“Stop messing with your blindfold,” I told him.
“How do you know?”
“I know because you’re always messing with it.”
“That’s because I hate it.”
This wasn’t news to me. He’d hated it since first putting it on
The color yellow was driving people crazy. About one in 10,000 would become dangerous. A man in France had poisoned an office building because of the color. A woman had chopped her family up with an axe. There were thousands of such terrible reports, but after the first few months, all the dangerous cases were found.
Now, people were far more likely to be pushed into catatonia. They’d be discovered, staring at something yellow. There was always something yellow. Flowers. Birds. Paint swatches that were smuggled in the underground by people who found something satisfying about holding onto something forbidden.
It’d all started a few weeks before the accident that cost me my sight. An accident I’d first seen as a tragedy. Then good fortune. Now, I wasn’t so sure. Now, I thought it was just a thing.
“Stop messing with it,” I said.
“It makes my face itch, Mom.”
“I know. But you have to wear it. For your own good.”
“How much longer?”
“Not much longer,” I said.
“And after, can we go visit Dad?”
I imagined the look of hope in his smile.
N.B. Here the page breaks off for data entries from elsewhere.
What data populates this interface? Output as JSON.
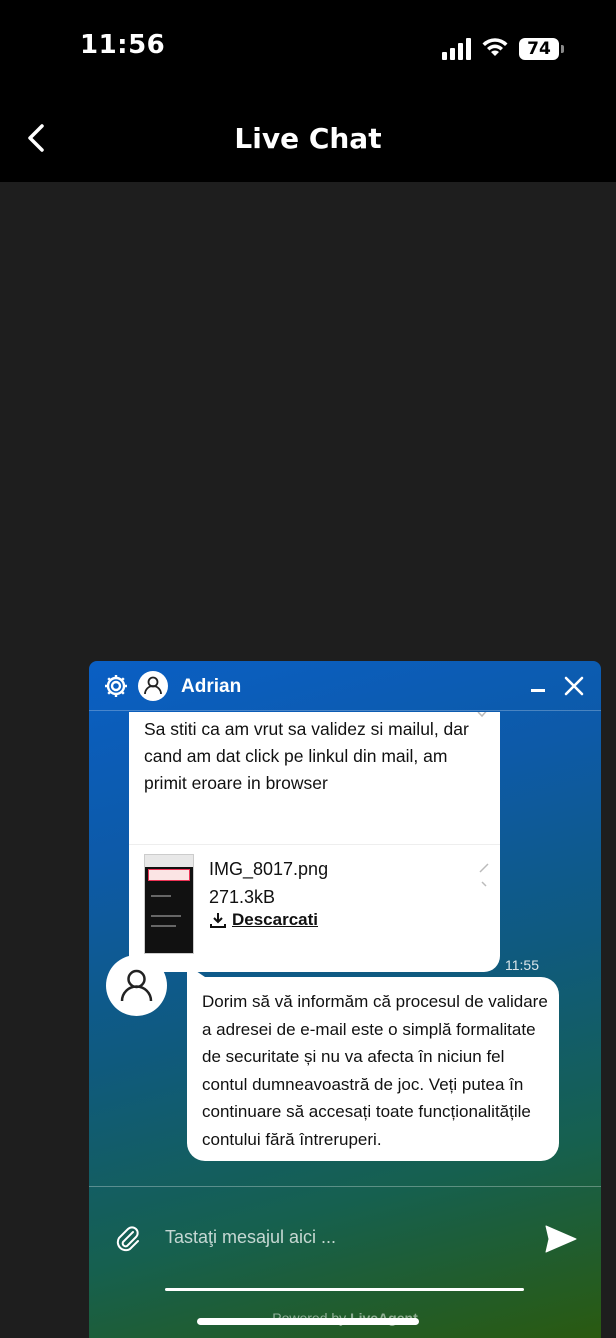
{
  "status_bar": {
    "time": "11:56",
    "battery": "74"
  },
  "nav": {
    "title": "Live Chat"
  },
  "widget": {
    "agent_name": "Adrian",
    "user_message": "Sa stiti ca am vrut sa validez si mailul, dar cand am dat click pe linkul din mail, am primit eroare in browser",
    "attachment": {
      "file_name": "IMG_8017.png",
      "file_size": "271.3kB",
      "download_label": "Descarcati"
    },
    "agent_message": {
      "time": "11:55",
      "text": "Dorim să vă informăm că procesul de validare a adresei de e-mail este o simplă formalitate de securitate și nu va afecta în niciun fel contul dumneavoastră de joc. Veți putea în continuare să accesați toate funcționalitățile contului fără întreruperi."
    },
    "composer": {
      "placeholder": "Tastaţi mesajul aici ..."
    },
    "powered_by_prefix": "Powered by",
    "powered_by_brand": "LiveAgent"
  },
  "colors": {
    "widget_top": "#0a5fc4",
    "widget_bottom": "#2a5a10",
    "page_bg": "#1e1e1e"
  }
}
He still believed his father would come back to us. I didn’t want to lie to him, but I didn’t want to rob him of that hope. But his father was one of those people who couldn’t wear his blindfold. Not wouldn’t.
It’d taken him away from us, and nothing I’d done or said had been enough to lure him away from the color. He wasn’t coming back.
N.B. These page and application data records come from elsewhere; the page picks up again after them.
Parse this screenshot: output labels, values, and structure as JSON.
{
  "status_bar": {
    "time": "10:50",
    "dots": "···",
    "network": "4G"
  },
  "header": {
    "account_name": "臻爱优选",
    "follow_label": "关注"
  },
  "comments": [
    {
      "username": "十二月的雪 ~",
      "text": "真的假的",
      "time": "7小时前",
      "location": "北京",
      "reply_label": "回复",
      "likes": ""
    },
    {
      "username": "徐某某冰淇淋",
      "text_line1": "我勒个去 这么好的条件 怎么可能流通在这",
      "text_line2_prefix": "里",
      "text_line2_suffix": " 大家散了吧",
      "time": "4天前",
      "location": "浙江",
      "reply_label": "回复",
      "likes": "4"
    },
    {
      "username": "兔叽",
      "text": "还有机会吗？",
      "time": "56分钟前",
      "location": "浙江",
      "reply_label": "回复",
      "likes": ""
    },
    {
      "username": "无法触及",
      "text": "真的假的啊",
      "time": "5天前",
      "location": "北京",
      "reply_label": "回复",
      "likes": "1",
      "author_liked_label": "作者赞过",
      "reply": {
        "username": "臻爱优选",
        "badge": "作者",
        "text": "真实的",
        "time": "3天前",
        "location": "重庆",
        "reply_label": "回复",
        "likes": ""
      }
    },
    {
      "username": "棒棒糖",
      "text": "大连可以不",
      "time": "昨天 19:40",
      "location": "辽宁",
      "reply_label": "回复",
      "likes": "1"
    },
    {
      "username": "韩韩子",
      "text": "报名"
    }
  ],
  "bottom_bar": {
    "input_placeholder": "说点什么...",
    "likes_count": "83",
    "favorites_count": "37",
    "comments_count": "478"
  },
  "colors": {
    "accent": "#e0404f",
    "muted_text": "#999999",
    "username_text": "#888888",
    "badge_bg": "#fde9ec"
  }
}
The nurse came in. It was a minor procedure, really. They’d done it enough at this point. For people like my son, who had always taken after his father.
“I don’t want to do this, Mom,” he said.
I leaned down and kissed his forehead. “I know, son. I know.”
They led him to the preparation room, and I sat there, waiting for my son to join me in the darkness.